PIP RAU is hooked on folk tradition, on the embroideries, colours, prints and patterns of Central Asia and the Middle East. Home is like a bazaar, her shop like a souk where she sells dresses, waist-coats, robes, great pieces of faded cloth, incredibly bright embroideries. Her walls are jam-packed with treasures. and Pip’s body is covered with clothes of tribal designs, too. “I’d never put up pictures.” she says, “hangings do so much more for a room. They’re vibrant and vast and warm. Infinitely cheaper, too. I’ve been collecting ever since I can remember. I love markets. I lived in Israel for ten years. I was married to an Israeli. and travelled all over the Middle East. and now we’re separated I’ve come back to live in London.” So it seemed a natural move to open a shop (Rau Gallery, 36 Islington Green, London N1, 01-359 5337) selling all the things she loves, and it means she can justify her passion for travel. “I plan to go away three or four times a year to find stock,” she says. “My last trip took six weeks; I drove all through Eastern Europe, buying in Romania and Yugoslavia, and on to Turkey and Iran. and then Afghanistan. There are always difficulties at frontiers—you need all the invoices and endless bits of paper. Prices are going up and up. sources are drying up, too, as increasing numbers of people get interested.
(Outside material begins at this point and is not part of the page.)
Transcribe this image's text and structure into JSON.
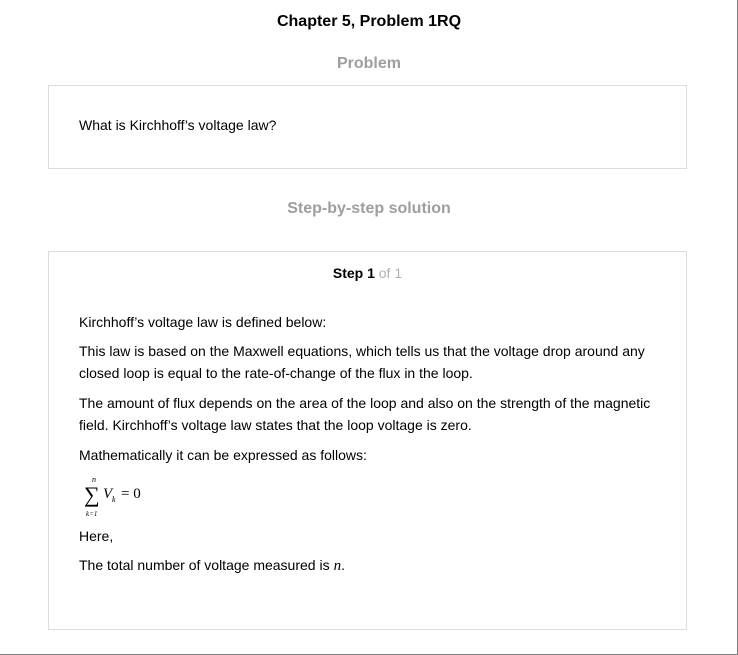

My customers are very mixed—specialist collectors, or people who fall in love with something. I don’t think clothes like these should ever be altered. Just buy what fits.” Pip hangs dresses and the lighter hangings with drawing pins, and uses tacks for anything heavier. Dresses can cost as much as £50 —an antique, hand-woven heavily embroidered Palestinian wedding dress, for example—and wallhangings vary enormously from small Persian cottons at £4 to kelims and Bokharas (large-scale embroideries on silk) at £230, or kelims for £400.
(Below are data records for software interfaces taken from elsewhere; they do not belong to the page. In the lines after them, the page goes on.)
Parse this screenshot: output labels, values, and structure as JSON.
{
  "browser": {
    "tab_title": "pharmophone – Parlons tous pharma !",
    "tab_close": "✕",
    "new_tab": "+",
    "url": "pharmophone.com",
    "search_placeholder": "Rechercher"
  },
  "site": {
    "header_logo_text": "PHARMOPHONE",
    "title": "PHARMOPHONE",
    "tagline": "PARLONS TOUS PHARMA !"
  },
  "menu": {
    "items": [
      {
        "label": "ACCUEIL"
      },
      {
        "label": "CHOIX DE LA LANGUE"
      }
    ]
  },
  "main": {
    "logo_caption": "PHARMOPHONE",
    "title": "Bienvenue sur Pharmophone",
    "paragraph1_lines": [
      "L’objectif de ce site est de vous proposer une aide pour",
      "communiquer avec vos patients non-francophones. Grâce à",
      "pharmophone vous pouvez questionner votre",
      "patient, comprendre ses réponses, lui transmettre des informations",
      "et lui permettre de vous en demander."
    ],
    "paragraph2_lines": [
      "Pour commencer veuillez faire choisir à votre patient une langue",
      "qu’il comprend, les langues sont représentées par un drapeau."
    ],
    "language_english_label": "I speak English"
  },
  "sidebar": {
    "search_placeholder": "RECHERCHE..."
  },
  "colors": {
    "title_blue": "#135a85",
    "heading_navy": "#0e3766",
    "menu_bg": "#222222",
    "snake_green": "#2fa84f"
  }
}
Photographed for Rayne by James Cotier – 52°05°N 00°08°E – June 1979.
Original concept by Edward Rayne Jnr.
Clothes by Maxwell Parrish.
Scanned by Miss Peelpants from Cosmopolitan, October 1979.